In Jim Olive, the Texas Supreme Court noted that the state’s takings clause is comparable to the Constitution’s language in the Fifth Amendment. According to Bynum and Epic Sports, this finding offers no support for the Fifth Circuit’s conclusion that a takings remedy exists under the Texas Constitution without a comparable remedy under the Fifth Amendment. This argument is bolstered by the fact that Jim Olive involved takings claims under the Texas and U.S. constitutions, and the Texas Supreme Court treated those claims analogously.
A concurrence in Jim Olive hypothesized that claims under Texas constitution for copyright infringement might be available under provisions governing property “applied for public use” or “damaged for public use” rather than claims for regulatory takings. However, “[t]hese speculations about what potential remedies might be available cannot satisfy Due Process,” Bynum and Epic Sports argued.

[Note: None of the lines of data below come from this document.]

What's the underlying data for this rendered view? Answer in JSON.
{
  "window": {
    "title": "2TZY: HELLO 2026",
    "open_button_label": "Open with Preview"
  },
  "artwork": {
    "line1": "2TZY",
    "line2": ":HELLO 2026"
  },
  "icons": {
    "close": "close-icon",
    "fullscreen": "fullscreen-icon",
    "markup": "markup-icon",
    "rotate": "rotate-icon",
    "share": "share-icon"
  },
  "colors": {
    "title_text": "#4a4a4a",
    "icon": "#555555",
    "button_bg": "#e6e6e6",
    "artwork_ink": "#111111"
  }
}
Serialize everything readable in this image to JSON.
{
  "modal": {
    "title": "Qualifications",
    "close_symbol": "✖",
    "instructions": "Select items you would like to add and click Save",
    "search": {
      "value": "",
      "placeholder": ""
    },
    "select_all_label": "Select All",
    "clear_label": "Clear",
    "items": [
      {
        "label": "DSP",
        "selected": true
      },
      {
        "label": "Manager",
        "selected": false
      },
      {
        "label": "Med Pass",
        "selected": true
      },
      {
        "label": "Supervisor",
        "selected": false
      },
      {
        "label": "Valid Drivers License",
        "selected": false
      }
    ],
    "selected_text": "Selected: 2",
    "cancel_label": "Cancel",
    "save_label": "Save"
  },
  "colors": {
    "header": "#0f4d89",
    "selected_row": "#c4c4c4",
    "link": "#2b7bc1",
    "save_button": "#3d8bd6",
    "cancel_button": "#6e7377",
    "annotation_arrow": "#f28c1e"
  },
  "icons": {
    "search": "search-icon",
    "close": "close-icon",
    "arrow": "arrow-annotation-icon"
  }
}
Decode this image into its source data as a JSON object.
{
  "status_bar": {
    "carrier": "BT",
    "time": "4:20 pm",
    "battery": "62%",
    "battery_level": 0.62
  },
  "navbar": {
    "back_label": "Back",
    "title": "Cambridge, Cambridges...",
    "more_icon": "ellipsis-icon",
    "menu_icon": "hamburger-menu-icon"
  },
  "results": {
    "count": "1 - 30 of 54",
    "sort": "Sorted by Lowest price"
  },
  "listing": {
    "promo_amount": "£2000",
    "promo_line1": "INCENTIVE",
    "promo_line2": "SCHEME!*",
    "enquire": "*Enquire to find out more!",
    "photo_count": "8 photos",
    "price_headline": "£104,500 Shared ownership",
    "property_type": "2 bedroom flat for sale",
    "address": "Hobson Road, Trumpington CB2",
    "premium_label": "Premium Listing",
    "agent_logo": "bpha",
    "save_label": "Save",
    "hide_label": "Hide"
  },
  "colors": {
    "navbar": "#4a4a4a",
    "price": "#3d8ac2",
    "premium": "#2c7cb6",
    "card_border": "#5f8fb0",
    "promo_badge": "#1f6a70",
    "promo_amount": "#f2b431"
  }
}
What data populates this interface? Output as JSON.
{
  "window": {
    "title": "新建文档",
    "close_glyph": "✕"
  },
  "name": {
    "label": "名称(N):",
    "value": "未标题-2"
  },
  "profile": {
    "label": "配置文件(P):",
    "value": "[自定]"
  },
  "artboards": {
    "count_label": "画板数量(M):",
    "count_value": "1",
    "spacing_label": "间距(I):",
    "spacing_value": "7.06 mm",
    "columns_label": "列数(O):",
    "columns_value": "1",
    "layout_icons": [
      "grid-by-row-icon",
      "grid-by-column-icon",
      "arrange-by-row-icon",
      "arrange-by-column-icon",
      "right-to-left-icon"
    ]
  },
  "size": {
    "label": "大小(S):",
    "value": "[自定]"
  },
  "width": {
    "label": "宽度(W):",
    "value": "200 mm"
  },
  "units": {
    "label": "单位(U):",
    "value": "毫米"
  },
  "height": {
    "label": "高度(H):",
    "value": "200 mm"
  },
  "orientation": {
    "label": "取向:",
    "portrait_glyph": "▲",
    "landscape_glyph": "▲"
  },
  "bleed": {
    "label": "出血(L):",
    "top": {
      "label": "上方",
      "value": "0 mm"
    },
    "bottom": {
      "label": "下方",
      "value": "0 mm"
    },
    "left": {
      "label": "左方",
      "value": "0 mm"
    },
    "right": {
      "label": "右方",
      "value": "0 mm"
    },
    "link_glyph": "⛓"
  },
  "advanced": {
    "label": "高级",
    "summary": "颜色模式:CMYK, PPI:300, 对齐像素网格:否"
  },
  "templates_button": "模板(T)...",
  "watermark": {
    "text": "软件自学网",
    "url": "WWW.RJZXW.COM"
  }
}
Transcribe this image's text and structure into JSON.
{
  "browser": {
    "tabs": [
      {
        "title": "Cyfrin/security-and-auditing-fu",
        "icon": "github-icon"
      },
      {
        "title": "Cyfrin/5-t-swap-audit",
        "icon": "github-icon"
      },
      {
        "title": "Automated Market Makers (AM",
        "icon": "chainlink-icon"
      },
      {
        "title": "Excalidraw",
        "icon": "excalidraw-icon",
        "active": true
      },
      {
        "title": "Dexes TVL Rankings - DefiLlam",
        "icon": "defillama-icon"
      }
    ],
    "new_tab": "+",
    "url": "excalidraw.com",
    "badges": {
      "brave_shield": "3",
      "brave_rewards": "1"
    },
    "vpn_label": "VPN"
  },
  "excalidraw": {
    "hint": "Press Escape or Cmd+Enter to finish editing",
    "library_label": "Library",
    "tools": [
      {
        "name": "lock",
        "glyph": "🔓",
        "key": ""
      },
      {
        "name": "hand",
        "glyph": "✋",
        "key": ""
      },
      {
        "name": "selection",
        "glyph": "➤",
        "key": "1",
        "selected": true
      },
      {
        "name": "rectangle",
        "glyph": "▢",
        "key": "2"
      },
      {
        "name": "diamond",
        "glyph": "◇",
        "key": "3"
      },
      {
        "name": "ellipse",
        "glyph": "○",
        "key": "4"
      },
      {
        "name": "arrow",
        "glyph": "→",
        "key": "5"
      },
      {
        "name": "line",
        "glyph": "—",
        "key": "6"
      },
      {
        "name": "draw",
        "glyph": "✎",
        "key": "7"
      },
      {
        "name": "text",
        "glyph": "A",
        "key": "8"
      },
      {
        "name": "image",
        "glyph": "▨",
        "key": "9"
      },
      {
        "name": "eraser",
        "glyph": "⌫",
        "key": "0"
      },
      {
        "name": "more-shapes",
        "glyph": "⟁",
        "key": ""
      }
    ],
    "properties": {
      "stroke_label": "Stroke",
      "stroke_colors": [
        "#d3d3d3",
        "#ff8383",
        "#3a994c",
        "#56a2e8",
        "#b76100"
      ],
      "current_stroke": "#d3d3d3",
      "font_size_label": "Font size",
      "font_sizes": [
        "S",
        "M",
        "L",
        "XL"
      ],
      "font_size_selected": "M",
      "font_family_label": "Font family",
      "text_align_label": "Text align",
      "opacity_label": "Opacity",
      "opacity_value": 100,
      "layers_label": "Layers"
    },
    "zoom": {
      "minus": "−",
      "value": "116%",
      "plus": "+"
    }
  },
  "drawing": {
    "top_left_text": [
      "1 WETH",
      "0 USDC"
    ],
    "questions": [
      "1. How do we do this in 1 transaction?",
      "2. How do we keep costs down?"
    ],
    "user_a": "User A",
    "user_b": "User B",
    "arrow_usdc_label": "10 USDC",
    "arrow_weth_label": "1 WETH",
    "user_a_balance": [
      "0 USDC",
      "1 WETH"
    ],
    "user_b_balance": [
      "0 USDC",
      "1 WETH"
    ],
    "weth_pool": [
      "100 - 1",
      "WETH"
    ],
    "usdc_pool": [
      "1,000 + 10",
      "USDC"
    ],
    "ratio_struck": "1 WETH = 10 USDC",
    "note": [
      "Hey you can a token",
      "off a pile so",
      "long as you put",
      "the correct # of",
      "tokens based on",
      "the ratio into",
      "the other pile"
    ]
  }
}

Cases in which a post-deprivation remedy has been upheld as satisfying due process under the Fourteenth Amendment have all involved remedies that are generally uncontested and well-established.
“Appellants have found no decisions rejecting a due process claim on the basis of a potential state-law remedy that no court has affirmatively recognized,” Bynum and Epic Sports argued. While the Fifth Circuit had relied on language from its 2009 decision in McClure v. Biesenbach to find that post-deprivation remedies are adequate “if it allows the prospect of compensation for the loss suffered,” Bynum and Epic Sports pointed out that Parratt v. Taylor (1981), which the Fifth Circuit cited for the proposition made in McClure, indicated that state remedies had to be in existence at the time of the deprivation and capable of fully compensating the property owner for his loss. The petition concludes:
It is, of course, too late for Appellants to pursue a Takings remedy under the Texas constitution. And it is hardly reasonable to tell Appellants that they should have sought these never-before-recognized remedies in state court rather than filing their claims in federal court. A requirement that federal plaintiffs guess correctly about what remedies a state court might someday recognize—at the hazard of losing their federal claims—is the antithesis of due process of law.
On September 24, the Fifth Circuit requested a response to the petition for rehearing en banc from the Texas Attorney General by October 4.
Image source: Deposit Photos
Image ID: 211210396